FIVE EASY PIECES (1970) has a curiously European feel for a film on the crest of an American cinematic revolution, perhaps because it deals so much with the subject of class. The film’s central character Bobby Dupea (Nicholson) is a classically-trained pianist who turned his back on his musical upbringing and suffocating family, all of whom are accomplished musicians. As the film opens he’s working on an oil field in Southern California, the distant wells photographed in melancholy fashion by cinematographer Laszlo Kovacs. He kills time by bowling, drinking beer and cheating on his long-suffering girlfriend Rayette (Karen Black), a waitress in a truck-stop diner with a Tammy Wynette obsession. Bobby is a new kind of leading man emblematic of American cinema in the seventies: film noir had always had its anti-heroes but they were mostly charismatic and, crucially, likable fellows who would often end up performing some admirable act despite themselves. Bobby, by his own admission, “runs away when things get bad” and seems to think telling his girlfriend that “no one would wanna hit on you, you look too pathetic” constitutes some kind of apology for acting like a jerk all evening. When he discovers that his father is dying he makes one last trip back home, with Rayette reluctantly in tow and Tammy Wynette (who else?) on the radio. This second half of the film turns the first on its head: whereas before it was Bobby who was in hiding, denying his roots, now it’s Rayette who’s the fish out of water.

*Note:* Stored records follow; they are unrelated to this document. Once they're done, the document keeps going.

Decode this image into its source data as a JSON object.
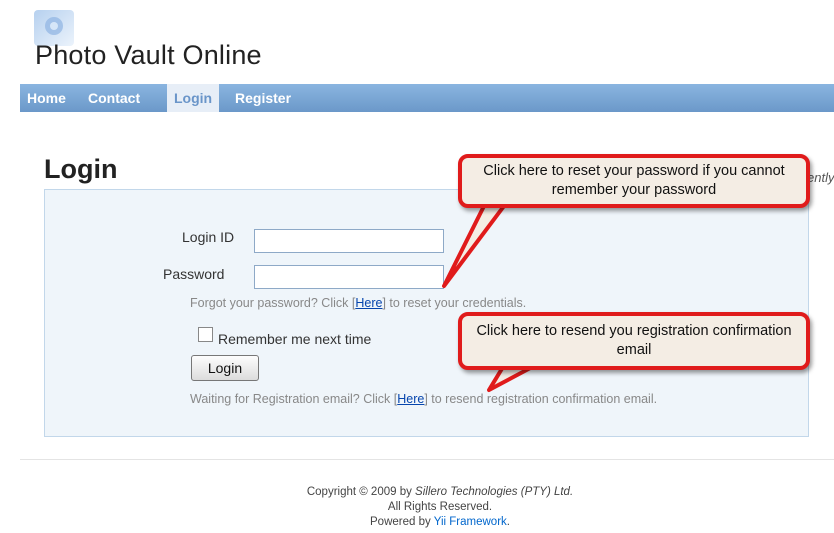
{
  "header": {
    "site_title": "Photo Vault Online"
  },
  "nav": {
    "items": [
      "Home",
      "Contact",
      "Login",
      "Register"
    ],
    "active": "Login"
  },
  "page": {
    "title": "Login",
    "cut_text": "ently"
  },
  "form": {
    "login_id_label": "Login ID",
    "login_id_value": "",
    "password_label": "Password",
    "password_value": "",
    "forgot_prefix": "Forgot your password?  Click [",
    "forgot_link": "Here",
    "forgot_suffix": "] to reset your credentials.",
    "remember_label": "Remember me next time",
    "remember_checked": false,
    "login_button": "Login",
    "resend_prefix": "Waiting for Registration email?  Click [",
    "resend_link": "Here",
    "resend_suffix": "] to resend registration confirmation email."
  },
  "callouts": {
    "reset": "Click here to reset your password if you cannot remember your password",
    "resend": "Click here to resend you registration confirmation email"
  },
  "footer": {
    "copyright_prefix": "Copyright © 2009 by ",
    "company": "Sillero Technologies (PTY) Ltd.",
    "rights": "All Rights Reserved.",
    "powered_prefix": "Powered by ",
    "powered_link": "Yii Framework",
    "powered_suffix": "."
  },
  "colors": {
    "nav_bg": "#7aa7d6",
    "form_bg": "#eff5fa",
    "callout_border": "#e01b1b",
    "callout_fill": "#f4ede4"
  },
  "icons": {
    "logo": "photo-vault-logo-icon",
    "checkbox": "checkbox-unchecked-icon"
  }
}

The two halves are bridged by the road trip to Washington state: a series of vignettes featuring two lesbian hitchhikers that includes the famous “chicken salad sandwich” scene. The scene is Nicholson in classic rant mode, but all the more effective because throughout the rest of the film he largely holds it in, the trademark crazy tics and outbursts that would characterise his later performances simmering just under the surface. Bobby eventually loses his temper with the hitchhikers, who are on their way to Alaska because they believe California is soon to drown in a “sea of filth”. They’re wingnuts, but you get the feeling that Bobby can’t stand them because they’re doing what he never could and leaving it all behind, however crazy they are. On reaching the Dupea family home we see why Bobby ran; his relations make THE ROYAL TENENBAUMS (2001) look grounded and well-adjusted. His father seems to have been trying to raise his children in perfect laboratory conditions to turn them into the ultimate musicians. Bobby considers himself to be the only failure. It’s in these scenes at the house that Karen Black’s Rayette comes into her own: some reviewers have criticised the film’s portrayal of the American working classes as one dimensional, but Black plays the role with such pathos and when she interrupts a pretentious philosophical discussion to ask “is there a TV in the house?”, she’s only saying what we’re all thinking.

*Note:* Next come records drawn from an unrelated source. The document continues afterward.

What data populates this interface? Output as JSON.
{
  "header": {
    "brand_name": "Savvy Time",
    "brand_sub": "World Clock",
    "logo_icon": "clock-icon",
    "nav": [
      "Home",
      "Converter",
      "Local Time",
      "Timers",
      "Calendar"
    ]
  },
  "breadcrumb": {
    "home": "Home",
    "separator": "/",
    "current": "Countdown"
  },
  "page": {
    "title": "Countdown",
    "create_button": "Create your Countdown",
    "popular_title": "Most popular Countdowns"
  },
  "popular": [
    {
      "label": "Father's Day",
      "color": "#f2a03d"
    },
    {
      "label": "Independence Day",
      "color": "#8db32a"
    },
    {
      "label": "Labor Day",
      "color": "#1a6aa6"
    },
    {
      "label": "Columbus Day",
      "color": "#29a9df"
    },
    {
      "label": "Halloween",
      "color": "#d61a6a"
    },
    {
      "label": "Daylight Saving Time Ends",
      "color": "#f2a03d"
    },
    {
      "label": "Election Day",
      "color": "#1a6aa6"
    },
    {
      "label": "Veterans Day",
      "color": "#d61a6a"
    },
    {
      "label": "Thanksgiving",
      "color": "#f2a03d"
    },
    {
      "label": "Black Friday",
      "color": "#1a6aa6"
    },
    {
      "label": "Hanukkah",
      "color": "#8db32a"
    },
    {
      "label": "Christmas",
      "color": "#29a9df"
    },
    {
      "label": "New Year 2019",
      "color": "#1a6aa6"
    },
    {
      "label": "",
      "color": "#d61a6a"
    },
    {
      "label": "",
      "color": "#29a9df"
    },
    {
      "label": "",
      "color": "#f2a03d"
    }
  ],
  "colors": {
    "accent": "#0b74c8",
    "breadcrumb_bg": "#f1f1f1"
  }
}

Bobby’s eventual breakdown and confession in front of his father, who has been paralysed by a series of strokes so cannot respond or give any indication he can hear his son, gives Nicholson a chance to show off his emotional chops, but it’s the film’s ending that is most heartbreaking. As Bobby abandons Rayette at a gas station in the middle of nowhere by hitching a ride on a truck to Alaska, the camera stays on the gas station as the credits roll in silence and we watch the truck disappear into the distance (there’s something about this technique that I find really effective, one of the best bits of THE SILENCE OF THE LAMBS (1991) is watching Anthony Hopkins disappear into the crowd at the end). Made for less than a million dollars, FIVE EASY PIECES transcends its subject matter and becomes a commentary on the deep divisions in American society in the shadow of Vietnam and the turmoil of the sixties. It’s a complex and rewarding character study that never panders to its audience with easy answers. Why can’t we all just get along? This is why.